Programming defenses and ways to defeat hackers and viruses not to mention DDoS attacks and worse should be an ethical option for a coder. Of course, your employers might ask you to use your skills to hack your way into a competitor’s networks or even other governments.
Hacking for good causes
White hat hackers perform a role in cybersecurity. Generally, a white hat will use their skills to test for weaknesses in systems. Basically, they are paid to hack systems by the actual owners so that any vulnerabilities or problem areas can be fixed before anyone tries to exploit them.
Black hats are the opposite. These are hackers that attack networks for a variety of reasons. They may have started out hacking systems for fun (green hats) to see if they could do it. Others attack maliciously (blue hats), and then there are the ones motivated by money; the black hats. There are gangs and individual hackers who write malicious software to target victims for personal information or to extort money.
Black hats often switch sides and end up working in cybersecurity. Sometimes because they decided ethically it was the right thing to do and other times because they got caught.
Good causes vs corporations
As a programmer, you could also consider who your employer is. Would it be more ethical to work for a charitable or environmentally-minded employer, as opposed to a big corporation using dubious supply methods from third world countries? Of course, most people would answer yes. But, what if your role was writing internal software for Human Resources and apps for training? Would you really have any ethical issues to answer for?
You may not realize that another area of being a conscientious and thoughtful programmer is how much you are affecting the environment. Sometime in the future, the internet is likely to end up the biggest producer of carbon emissions on our planet. There is lots of talk now about green code or clean coding. It is simply about writing code that will use the least amount of energy and put the minimum strain on servers and other systems. According to the National Cyber Security Centre in the UK, clean coding leads to better security of systems and platforms too.
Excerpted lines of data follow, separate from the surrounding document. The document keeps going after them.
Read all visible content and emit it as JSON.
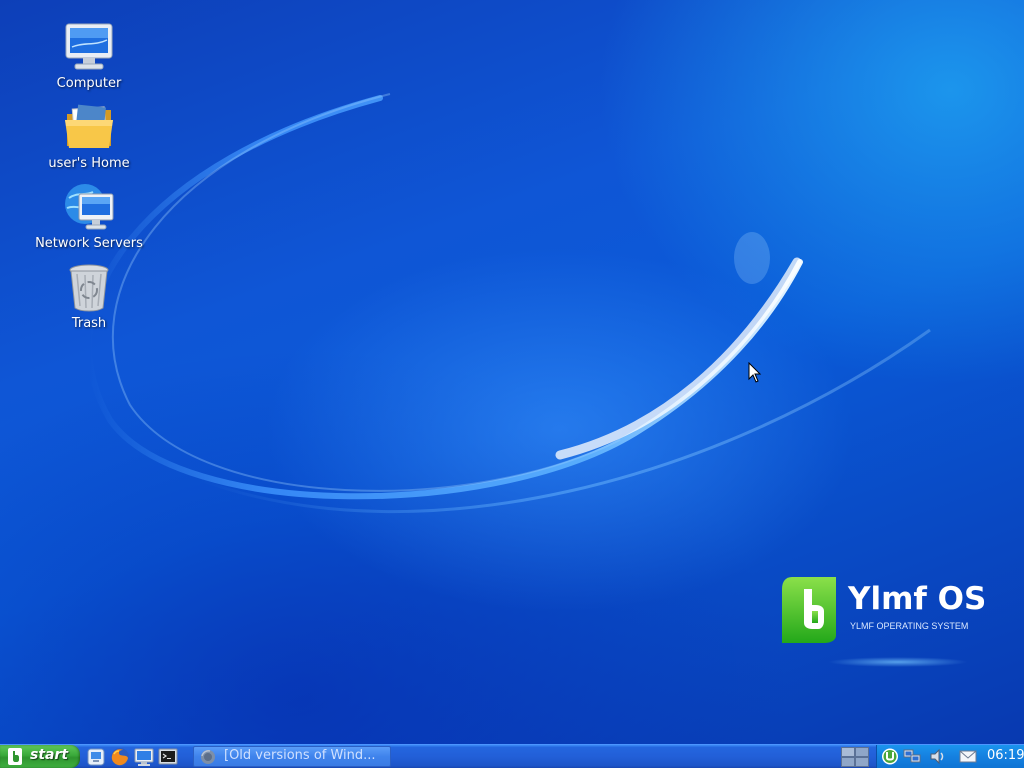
{
  "desktop": {
    "icons": [
      {
        "label": "Computer",
        "icon": "computer-icon"
      },
      {
        "label": "user's Home",
        "icon": "folder-icon"
      },
      {
        "label": "Network Servers",
        "icon": "network-icon"
      },
      {
        "label": "Trash",
        "icon": "trash-icon"
      }
    ],
    "logo": {
      "title": "Ylmf OS",
      "subtitle": "YLMF OPERATING SYSTEM"
    }
  },
  "taskbar": {
    "start_label": "start",
    "quick_launch": [
      "desktop-shortcut-icon",
      "firefox-icon",
      "monitor-icon",
      "terminal-icon"
    ],
    "tasks": [
      {
        "label": "[Old versions of Wind...",
        "icon": "firefox-icon"
      }
    ],
    "tray_icons": [
      "workspace-pager-icon",
      "utorrent-icon",
      "network-status-icon",
      "volume-icon",
      "mail-icon"
    ],
    "clock": "06:19"
  },
  "colors": {
    "desktop_blue": "#0f56d6",
    "taskbar_blue": "#225fd8",
    "start_green": "#3aa93a",
    "logo_green": "#3fbf2a"
  }
}
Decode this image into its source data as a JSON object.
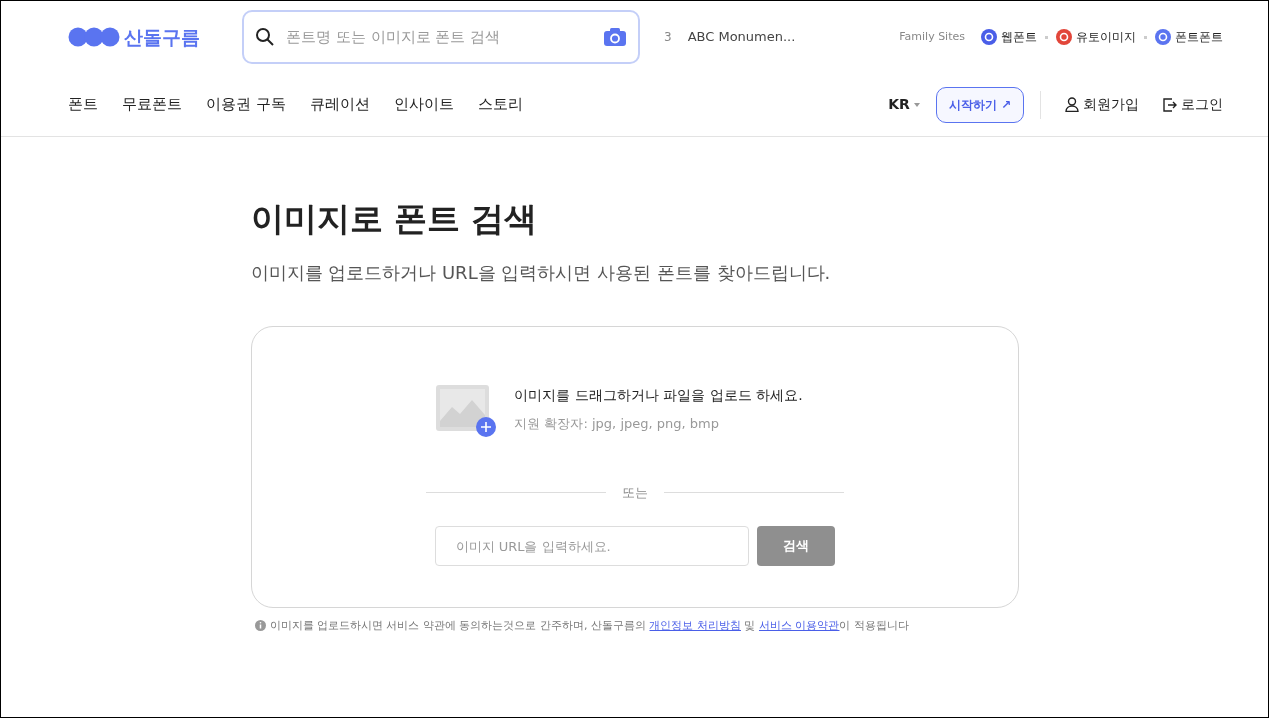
{
  "logo": {
    "text": "산돌구름"
  },
  "search": {
    "placeholder": "폰트명 또는 이미지로 폰트 검색"
  },
  "trending": {
    "rank": "3",
    "text": "ABC Monumen..."
  },
  "family_sites": {
    "label": "Family Sites",
    "items": [
      {
        "label": "웹폰트",
        "color": "#4a5ee8"
      },
      {
        "label": "유토이미지",
        "color": "#e2463a"
      },
      {
        "label": "폰트폰트",
        "color": "#5b74f0"
      }
    ]
  },
  "nav": [
    "폰트",
    "무료폰트",
    "이용권 구독",
    "큐레이션",
    "인사이트",
    "스토리"
  ],
  "language": "KR",
  "start_button": "시작하기 ↗",
  "account": [
    {
      "kind": "signup",
      "label": "회원가입"
    },
    {
      "kind": "login",
      "label": "로그인"
    }
  ],
  "page": {
    "title": "이미지로 폰트 검색",
    "subtitle": "이미지를 업로드하거나 URL을 입력하시면 사용된 폰트를 찾아드립니다."
  },
  "upload": {
    "prompt": "이미지를 드래그하거나 파일을 업로드 하세요.",
    "extensions": "지원 확장자: jpg, jpeg, png, bmp",
    "divider": "또는",
    "url_placeholder": "이미지 URL을 입력하세요.",
    "button": {
      "label": "검색",
      "disabled": true
    }
  },
  "notice": [
    {
      "kind": "text",
      "text": "이미지를 업로드하시면 서비스 약관에 동의하는것으로 간주하며, 산돌구름의 "
    },
    {
      "kind": "link",
      "text": "개인정보 처리방침"
    },
    {
      "kind": "text",
      "text": " 및 "
    },
    {
      "kind": "link",
      "text": "서비스 이용약관"
    },
    {
      "kind": "text",
      "text": "이 적용됩니다"
    }
  ]
}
Being a programmer used to be simple. You needed the skills and the brains for sure, but you didn’t need to worry if you were green enough. Now it is clear that more discussions are needed between programmers and developers about ethics and morals. When you are programming those loot boxes for the next big game is it right that you are weighting it so people keep spending money? Especially when you know how little chance they have of getting anything good. Coding can be used for so many good purposes but also for the wrong ones and there are many areas that programmers will need to consider as the world becomes less clear.